Conference Earth - A decade of action


The Economics of Happiness

Dr Michael Ellis © 2004

This split between the more rational, the logical and the creative approaches to economics is expressed also in the way quality of life has been measured up until now. In his 1974 paper, the Economic Historian, Richard Easterlin formulated what was later known as the Easterlin Paradox. Basically above a very low level, economic growth does not seem to improve human welfare. Later evidence confirms his observation, Americans were no more likely to describe themselves as happy in the 1990's than they had been in the 1940's.

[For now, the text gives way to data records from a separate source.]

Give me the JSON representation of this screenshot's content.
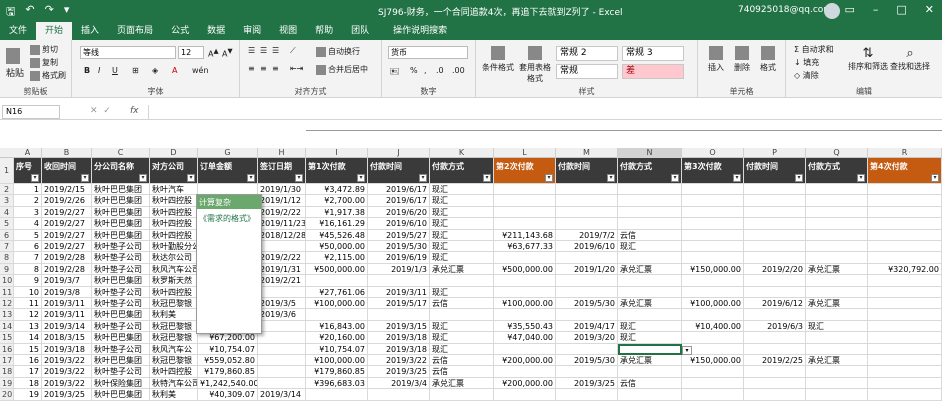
{
  "titlebar": {
    "title": "SJ796-财务，一个合同追款4次，再追下去就到Z列了 - Excel",
    "account": "740925018@qq.com"
  },
  "tabs": [
    "文件",
    "开始",
    "插入",
    "页面布局",
    "公式",
    "数据",
    "审阅",
    "视图",
    "帮助",
    "团队",
    "操作说明搜索"
  ],
  "active_tab": "开始",
  "ribbon": {
    "clipboard": {
      "paste": "粘贴",
      "cut": "剪切",
      "copy": "复制",
      "format_painter": "格式刷",
      "group": "剪贴板"
    },
    "font": {
      "name": "等线",
      "size": "12",
      "group": "字体"
    },
    "alignment": {
      "wrap": "自动换行",
      "merge": "合并后居中",
      "group": "对齐方式"
    },
    "number": {
      "format": "货币",
      "group": "数字"
    },
    "styles": {
      "cond": "条件格式",
      "table": "套用表格格式",
      "normal2": "常规 2",
      "normal3": "常规 3",
      "normal": "常规",
      "bad": "差",
      "group": "样式"
    },
    "cells": {
      "insert": "插入",
      "delete": "删除",
      "format": "格式",
      "group": "单元格"
    },
    "editing": {
      "autosum": "自动求和",
      "fill": "填充",
      "clear": "清除",
      "sort": "排序和筛选",
      "find": "查找和选择",
      "group": "编辑"
    }
  },
  "namebox": "N16",
  "fx": "fx",
  "columns": [
    "A",
    "B",
    "C",
    "D",
    "G",
    "H",
    "I",
    "J",
    "K",
    "L",
    "M",
    "N",
    "O",
    "P",
    "Q",
    "R"
  ],
  "headers": [
    "序号",
    "收回时间",
    "分公司名称",
    "对方公司",
    "订单金额",
    "签订日期",
    "第1次付款",
    "付款时间",
    "付款方式",
    "第2次付款",
    "付款时间",
    "付款方式",
    "第3次付款",
    "付款时间",
    "付款方式",
    "第4次付款"
  ],
  "popup": {
    "title": "计算复杂",
    "body": "《需求的格式》"
  },
  "rows": [
    [
      "1",
      "2019/2/15",
      "秋叶巴巴集团",
      "秋叶汽车",
      "",
      "2019/1/30",
      "¥3,472.89",
      "2019/6/17",
      "现汇",
      "",
      "",
      "",
      "",
      "",
      "",
      ""
    ],
    [
      "2",
      "2019/2/26",
      "秋叶巴巴集团",
      "秋叶四控股",
      "",
      "2019/1/12",
      "¥2,700.00",
      "2019/6/17",
      "现汇",
      "",
      "",
      "",
      "",
      "",
      "",
      ""
    ],
    [
      "3",
      "2019/2/27",
      "秋叶巴巴集团",
      "秋叶四控股",
      "",
      "2019/2/22",
      "¥1,917.38",
      "2019/6/20",
      "现汇",
      "",
      "",
      "",
      "",
      "",
      "",
      ""
    ],
    [
      "4",
      "2019/2/27",
      "秋叶巴巴集团",
      "秋叶四控股",
      "",
      "2019/11/23",
      "¥16,161.29",
      "2019/6/10",
      "现汇",
      "",
      "",
      "",
      "",
      "",
      "",
      ""
    ],
    [
      "5",
      "2019/2/27",
      "秋叶巴巴集团",
      "秋叶四控股",
      "",
      "2018/12/28",
      "¥45,526.48",
      "2019/5/27",
      "现汇",
      "¥211,143.68",
      "2019/7/2",
      "云信",
      "",
      "",
      "",
      ""
    ],
    [
      "6",
      "2019/2/27",
      "秋叶垫子公司",
      "秋叶勤股分公",
      "",
      "",
      "¥50,000.00",
      "2019/5/30",
      "现汇",
      "¥63,677.33",
      "2019/6/10",
      "现汇",
      "",
      "",
      "",
      ""
    ],
    [
      "7",
      "2019/2/28",
      "秋叶垫子公司",
      "秋达尔公司",
      "",
      "2019/2/22",
      "¥2,115.00",
      "2019/6/19",
      "现汇",
      "",
      "",
      "",
      "",
      "",
      "",
      ""
    ],
    [
      "8",
      "2019/2/28",
      "秋叶垫子公司",
      "秋风汽车公司",
      "",
      "2019/1/31",
      "¥500,000.00",
      "2019/1/3",
      "承兑汇票",
      "¥500,000.00",
      "2019/1/20",
      "承兑汇票",
      "¥150,000.00",
      "2019/2/20",
      "承兑汇票",
      "¥320,792.00"
    ],
    [
      "9",
      "2019/3/7",
      "秋叶巴巴集团",
      "秋罗斯天然",
      "¥1,461,600.00",
      "2019/2/21",
      "",
      "",
      "",
      "",
      "",
      "",
      "",
      "",
      "",
      ""
    ],
    [
      "10",
      "2019/3/8",
      "秋叶垫子公司",
      "秋叶四控股",
      "¥27,761.06",
      "",
      "¥27,761.06",
      "2019/3/11",
      "现汇",
      "",
      "",
      "",
      "",
      "",
      "",
      ""
    ],
    [
      "11",
      "2019/3/11",
      "秋叶垫子公司",
      "秋冠巴黎银",
      "¥412,245.00",
      "2019/3/5",
      "¥100,000.00",
      "2019/5/17",
      "云信",
      "¥100,000.00",
      "2019/5/30",
      "承兑汇票",
      "¥100,000.00",
      "2019/6/12",
      "承兑汇票",
      ""
    ],
    [
      "12",
      "2019/3/11",
      "秋叶巴巴集团",
      "秋利美",
      "¥14,167.78",
      "2019/3/6",
      "",
      "",
      "",
      "",
      "",
      "",
      "",
      "",
      "",
      ""
    ],
    [
      "13",
      "2019/3/14",
      "秋叶垫子公司",
      "秋冠巴黎银",
      "¥56,145.00",
      "",
      "¥16,843.00",
      "2019/3/15",
      "现汇",
      "¥35,550.43",
      "2019/4/17",
      "现汇",
      "¥10,400.00",
      "2019/6/3",
      "现汇",
      ""
    ],
    [
      "14",
      "2018/3/15",
      "秋叶巴巴集团",
      "秋冠巴黎银",
      "¥67,200.00",
      "",
      "¥20,160.00",
      "2019/3/18",
      "现汇",
      "¥47,040.00",
      "2019/3/20",
      "现汇",
      "",
      "",
      "",
      ""
    ],
    [
      "15",
      "2019/3/18",
      "秋叶垫子公司",
      "秋风汽车公",
      "¥10,754.07",
      "",
      "¥10,754.07",
      "2019/3/18",
      "现汇",
      "",
      "",
      "",
      "",
      "",
      "",
      ""
    ],
    [
      "16",
      "2019/3/22",
      "秋叶巴巴集团",
      "秋冠巴黎银",
      "¥559,052.80",
      "",
      "¥100,000.00",
      "2019/3/22",
      "云信",
      "¥200,000.00",
      "2019/5/30",
      "承兑汇票",
      "¥150,000.00",
      "2019/2/25",
      "承兑汇票",
      ""
    ],
    [
      "17",
      "2019/3/22",
      "秋叶垫子公司",
      "秋叶四控股",
      "¥179,860.85",
      "",
      "¥179,860.85",
      "2019/3/25",
      "云信",
      "",
      "",
      "",
      "",
      "",
      "",
      ""
    ],
    [
      "18",
      "2019/3/22",
      "秋叶保险集团",
      "秋特汽车公司",
      "¥1,242,540.00",
      "",
      "¥396,683.03",
      "2019/3/4",
      "承兑汇票",
      "¥200,000.00",
      "2019/3/25",
      "云信",
      "",
      "",
      "",
      ""
    ],
    [
      "19",
      "2019/3/25",
      "秋叶巴巴集团",
      "秋利美",
      "¥40,309.07",
      "2019/3/14",
      "",
      "",
      "",
      "",
      "",
      "",
      "",
      "",
      "",
      ""
    ]
  ],
  "colors": {
    "excel_green": "#217346",
    "dark_header": "#3a3a3a",
    "orange_header": "#c55a11",
    "popup_green": "#6aa86e"
  }
}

Economist, Andrew Oswald at Waricks University, England in his paper, 'Happiness and Economic Performance', April 1997, stated that industrialised well-being appears to rise as national income grows but the rise is so small it is sometime undetectable and employment however, seems to be a large source of unhappiness.

This suggests that governments ought to be trying to reduce the amount of joblessness in the economy. In a country that is already rich, policy aimed instead at raising economic growth may be of comparatively little value.

In his most recent paper, Oswald was studying whether money makes people happy. It showed that people who won lottery money or received an inheritance had a higher mental well being in the following year. A windfall of 50,000 pounds, was associated with a rise in well-being of 0.1 and 0.3 standard deviations. He ended by saying whether these happiness gains wear off over time remains a good question.

It is interesting to see that the kind of parameters he was using was dependent on the British Household Panel Survey which consists of questions which could just as easily be asked by a GP on his patients if the GP wanted to find out whether they were depressed or not.

They were also based on stress reactions and did not seem to be measuring basic personality types, cultural acquisition, creativity, levels of actualisation, educational attainment and other things.

Quality of Life and Culture

One thing we can say is that culture alters quality of life and that that individual quality of life is enhanced by a persons ability to be educated and be brought up in a warm, caring environment.

Within this context of mind and matter there are several papers which are of interest. First it has been shown that the intellectual or emotional development of children from the age five to the completion of high school is adversely affected by lack of social capital. The social capital refers to unfavourable environments which basically do not give care or support. The effect was specifically noted in socio-economic deprived families, Quote Pediatrics Volume 101 1998, Children who Prosper in Unfavourable Environments, the Relationship to Social Capital.

Another study has found that dementia occurs at a much higher rate amongst people with learning disabilities than it does amongst the general population. This is independent of the association between dementia and Downs Syndrome.

It is obvious that intellectual stimulation and loving, caring support from family, friends, and the community at large is extremely important for the general well-being of the individual as well as for the prevention of intellectual deficit later in life.


Globalisation on the free trade model of the neo-liberal Washington consensus economics is colliding with local cultures natural economic sovereignty, social customs and values, as well as traditional agriculture, indigenous rights and the protection of biodiversity and the environment. The fundamental issue is the very economic model underlying today's Globalisation of technology, trades and markets. The critics from many diverse perspectives agree that free trade doesn't account for social and environmental costs and cultural disruption in the price in traded goods and services will continue to cause more harm than good.

The World Bank, the IMF, the US Government and the WTO still refuse to recalculate prices and microeconomic indicators including the GDP to include these social and environmental costs, which contribute towards the deterioration of human life. Civil society movement groups throughout the world are committed to the idea of preserving human identity and enriching biological and cultural diversity.

Power of the Human Mind

Complex technologies have tremendous potential for harm. The most under used resource on the planet is the human mind. Although we may have finite resources, we have one infinite resource which is the human mind and this faculty is the least understood aspect of humanity on the planet, and should encompass the term bio-mind which means the complete or self actualised human being.